I am British and so are both my parents but until last October I had never lived in the UK. If someone asked me where I was from I would say England but when it came down to it, it was the UAE that shaped my identity the most. I was connected to the UK, I had gone back there every year during the summer, but it wasn’t quite the same.
I’d spent all my life looking forward to finally living in the UK and when I finally went over there for university last year it didn’t take long before I felt as though I was at home. But the thing is, that didn’t stop the UAE from also feeling like home, and while growing up as a Third Culture Kid outside my parents’ culture had always given me a bit of a split identity, I hadn’t anticipated feeling such a stranger in the country I was from. I found myself missing all sorts of cultural references and realised that my instincts were skewed towards the UAE. It took a while before I got used to shops closing too early for last-minute present-buying and clear sunny days definitely not making it warm enough to go outside with wet hair. Being a Linguistics student meant that we picked apart our accents and I was always surprised whenever mine had non-British features.
ENJOYING THE ORDINARY
Undoubtedly the benefit of growing up outside the UK was that I got to be excited about things that would otherwise be pretty unremarkable. Even after a year there I still enjoy rain and the idea of snow was such a novelty that one day I stayed up until 4am just because some had been forecast! My friends were constantly amused by how much joy I got from being able to see my breath in the cold air and breaking the ice on puddles that had frozen over. I found myself commenting on leafy smells that they had never thought twice about and I bombarded my family back in the UAE with endless photos of falling leaves and bare trees, snowdrops and daffodils. I remember when I first heard someone mention that the trees were turning and confusedly pictured the whomping willow from Harry Potter twisting around. I got to experience my first ever bonfire night and I was in awe of what for everyone else was just a yearly event. Even small things like being able to buy good fruit at a low price made me so much happier than they would have if I’d grown up in the UK.
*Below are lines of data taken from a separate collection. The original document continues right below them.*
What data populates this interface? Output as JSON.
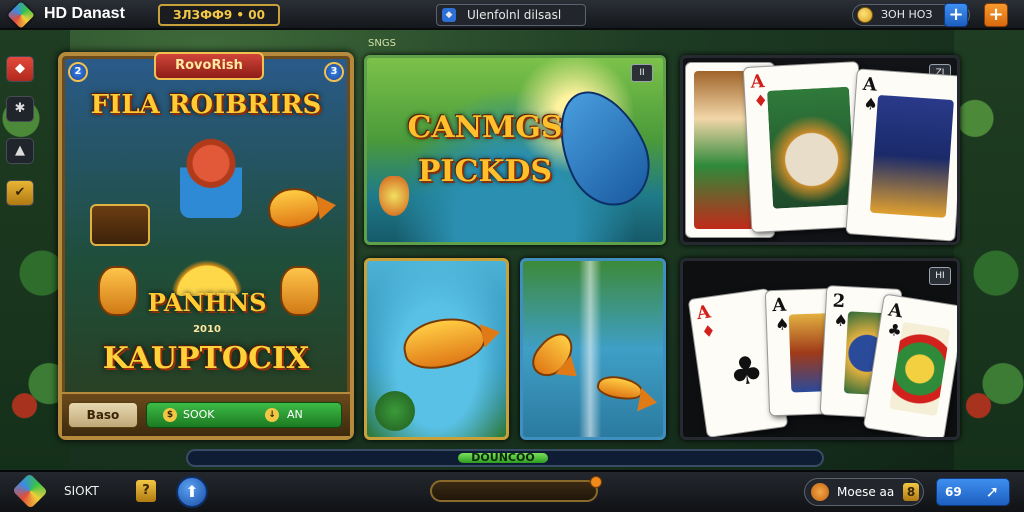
{
  "topbar": {
    "title": "HD Danast",
    "coins": "ЗЛЗФФ9 • 00",
    "mode_label": "Ulenfolnl dilsasl",
    "balance": "ЗОН НОЗ"
  },
  "sidebar": {
    "items": [
      {
        "icon": "tag-icon"
      },
      {
        "icon": "puzzle-icon"
      },
      {
        "icon": "thumb-icon"
      },
      {
        "icon": "check-icon"
      }
    ]
  },
  "featured": {
    "badge": "RovoRish",
    "left_corner": "2",
    "right_corner": "3",
    "title": "FILA ROIBRIRS",
    "subtitle": "PANHNS",
    "year": "2010",
    "main": "KAUPTOCIX",
    "cancel_label": "Baso",
    "book_label": "SOOK",
    "book_value": "AN"
  },
  "section_label": "SNGS",
  "tiles": {
    "fish_main": {
      "line1": "CANMGS",
      "line2": "PICKDS",
      "badge": "II"
    },
    "cards_a": {
      "badge": "ZI",
      "cards": [
        {
          "rank": "A",
          "suit": "♦",
          "red": true
        },
        {
          "rank": "A",
          "suit": "♠",
          "red": false
        }
      ]
    },
    "cards_b": {
      "badge": "HI",
      "cards": [
        {
          "rank": "A",
          "suit": "♦",
          "red": true
        },
        {
          "rank": "A",
          "suit": "♠",
          "red": false
        },
        {
          "rank": "2",
          "suit": "♠",
          "red": false
        },
        {
          "rank": "A",
          "suit": "♣",
          "red": false
        }
      ]
    }
  },
  "bottombar": {
    "progress_label": "DOUNCOO",
    "user": "SIOKT",
    "help": "?",
    "mode": "Moese aa",
    "mode_num": "8",
    "right_label": "69"
  }
}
Of course, when I traded prayer calls in for church bells there were always going to be things that got left behind. I miss seeing Arabic everywhere. I find it strange walking into a supermarket and seeing shelves of alcohol, and stranger still being able to eat outside during Ramadan. I get confused looks whenever I called Sainsbury’s ‘Spinneys’, or whenever I mutter ‘yallah’ or ‘shu hatha’ to myself. I miss being able to share the wonderfully rhyming ‘Luke, ana abouk’ with people who would understand what it meant. I miss being close to my family, especially when surrounded by friends popping home every now and then for the weekend. I miss the small everyday things like eating fresh pita or seeing bulbuls and hoopoes in the garden that I hadn’t even really thought twice about before leaving.
I spent the first few weeks at university avoiding mentioning where I had grown up. I knew from past experiences that it usually ended up with people assuming I came from a family of millionaires who drive gold-plated Ferraris. After a while though, once I was sure people knew I hadn’t lived in a penthouse in the Burj Khalifa, I loved getting to talk about this place that was so much part of me. I enjoyed the look of surprise on people’s faces when I talked about how my Duke of Edinburgh expedition involved spending four days walking through the desert. I would complain about the fact that it reaches 50ºc in the summer and about the sandstorms that block the drains and cause floods, but they were the sort of complaints that you make with a smile. Whenever people asked me if I spoke Arabic I wished that I had been taught better during my 11 years of school lessons — not because I wanted to impress them, but because it seemed like a part of my identity, a skill I should have. I wanted to show a pride in the place I’d grown up in…a pride I didn’t realise I had until I left.
I’ve not completely left here of course. I’m still back during term holidays and haven’t had to say goodbye to warm, sunny Christmases quite yet. I assume that after a bit more time in the UK, when ordinary things stop being so new and exciting, there’ll be less of a strange clash between being somewhere I consider home and still feeling a bit of an outsider but the seventeen years I spent here are always going to be an important part of who I am. I know that a physical home here in Dubai is temporary, and that once my family leaves I won’t really have any reason to come back but that won’t stop me loving the fact that I’m always going to have these two places I can call my home.